Whether buying a lotto ticket or tossing a coin, gambling involves putting something of value at risk for a chance to gain more. It also can involve a wager on an event, such as a sporting event or the outcome of a game. Many people gamble for fun, while others gamble to make money or to try and avoid financial problems.
There are risks to gambling and it’s important to understand these before you start. If you’re worried about your gambling behaviour, get help from a trained specialist. If you’re concerned about your finances, speak to a debt advisor at StepChange for free advice.
Gambling can take on a variety of forms, including games like poker, blackjack and sports betting. Slot machines, lottery tickets and coin flipping are based on chance, while sports betting relies on knowledge and skill.
The impacts of gambling can be observed at personal, interpersonal and community/societal levels (Fig. 1). Personal and interpersonal level impacts affect those who gamble, such as their financial situations and experiences. Community/societal level impacts are those that affect those who are not gamblers, such as the effects of problem gambling and long-term costs and benefits.
Longitudinal studies are essential to understanding how gambling affects individuals and society. However, they can be difficult to conduct due to logistical and funding issues. In addition, aging and period effects can confound results.

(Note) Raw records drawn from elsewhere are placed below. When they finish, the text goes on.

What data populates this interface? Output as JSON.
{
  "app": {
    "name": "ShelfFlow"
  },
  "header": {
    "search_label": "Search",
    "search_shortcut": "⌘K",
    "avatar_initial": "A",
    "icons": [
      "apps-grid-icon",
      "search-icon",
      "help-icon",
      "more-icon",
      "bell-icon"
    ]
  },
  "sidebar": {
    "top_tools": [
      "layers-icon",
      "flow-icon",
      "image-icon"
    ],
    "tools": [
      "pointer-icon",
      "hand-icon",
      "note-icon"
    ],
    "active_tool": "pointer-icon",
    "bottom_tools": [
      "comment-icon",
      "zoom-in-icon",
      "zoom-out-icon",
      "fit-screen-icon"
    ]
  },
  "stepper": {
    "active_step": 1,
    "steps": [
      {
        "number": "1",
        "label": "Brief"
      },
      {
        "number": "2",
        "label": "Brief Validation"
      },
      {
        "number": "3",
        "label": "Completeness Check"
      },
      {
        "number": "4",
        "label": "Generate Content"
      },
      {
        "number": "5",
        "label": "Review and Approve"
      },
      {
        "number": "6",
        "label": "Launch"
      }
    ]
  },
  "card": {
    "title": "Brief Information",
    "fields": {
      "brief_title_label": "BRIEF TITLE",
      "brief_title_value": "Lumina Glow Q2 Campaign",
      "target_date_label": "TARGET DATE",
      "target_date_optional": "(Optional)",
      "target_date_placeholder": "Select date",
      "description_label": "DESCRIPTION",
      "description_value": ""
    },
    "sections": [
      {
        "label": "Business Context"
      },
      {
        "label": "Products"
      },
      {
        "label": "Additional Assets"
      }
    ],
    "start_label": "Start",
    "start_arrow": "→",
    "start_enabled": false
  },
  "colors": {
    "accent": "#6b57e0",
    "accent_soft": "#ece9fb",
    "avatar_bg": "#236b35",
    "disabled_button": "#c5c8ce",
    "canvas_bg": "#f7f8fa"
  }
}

Despite these challenges, longitudinal studies are becoming more common and sophisticated.